## What is expected
Write out the entries below exactly as they stand. Skip every image.

## Dataset content

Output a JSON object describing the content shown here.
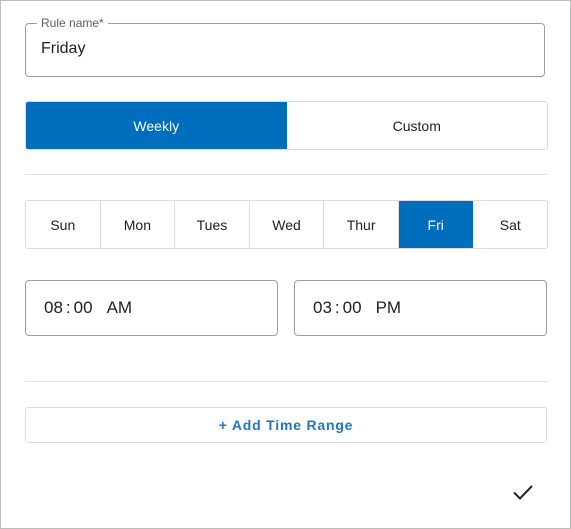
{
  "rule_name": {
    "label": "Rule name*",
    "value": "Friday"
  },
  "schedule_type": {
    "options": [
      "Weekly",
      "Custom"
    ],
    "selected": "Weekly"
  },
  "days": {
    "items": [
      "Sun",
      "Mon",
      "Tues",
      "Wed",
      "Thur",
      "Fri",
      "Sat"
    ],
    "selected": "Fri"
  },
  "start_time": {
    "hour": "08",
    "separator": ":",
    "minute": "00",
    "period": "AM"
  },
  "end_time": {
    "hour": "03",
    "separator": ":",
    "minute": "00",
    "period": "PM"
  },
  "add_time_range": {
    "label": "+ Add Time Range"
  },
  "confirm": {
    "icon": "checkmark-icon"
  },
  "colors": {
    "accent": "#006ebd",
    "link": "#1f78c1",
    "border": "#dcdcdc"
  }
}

## Solution to the problem
Output a JSON object describing the content shown here.
{
  "rule_name": {
    "label": "Rule name*",
    "value": "Friday"
  },
  "schedule_type": {
    "options": [
      "Weekly",
      "Custom"
    ],
    "selected": "Weekly"
  },
  "days": {
    "items": [
      "Sun",
      "Mon",
      "Tues",
      "Wed",
      "Thur",
      "Fri",
      "Sat"
    ],
    "selected": "Fri"
  },
  "start_time": {
    "hour": "08",
    "separator": ":",
    "minute": "00",
    "period": "AM"
  },
  "end_time": {
    "hour": "03",
    "separator": ":",
    "minute": "00",
    "period": "PM"
  },
  "add_time_range": {
    "label": "+ Add Time Range"
  },
  "confirm": {
    "icon": "checkmark-icon"
  },
  "colors": {
    "accent": "#006ebd",
    "link": "#1f78c1",
    "border": "#dcdcdc"
  }
}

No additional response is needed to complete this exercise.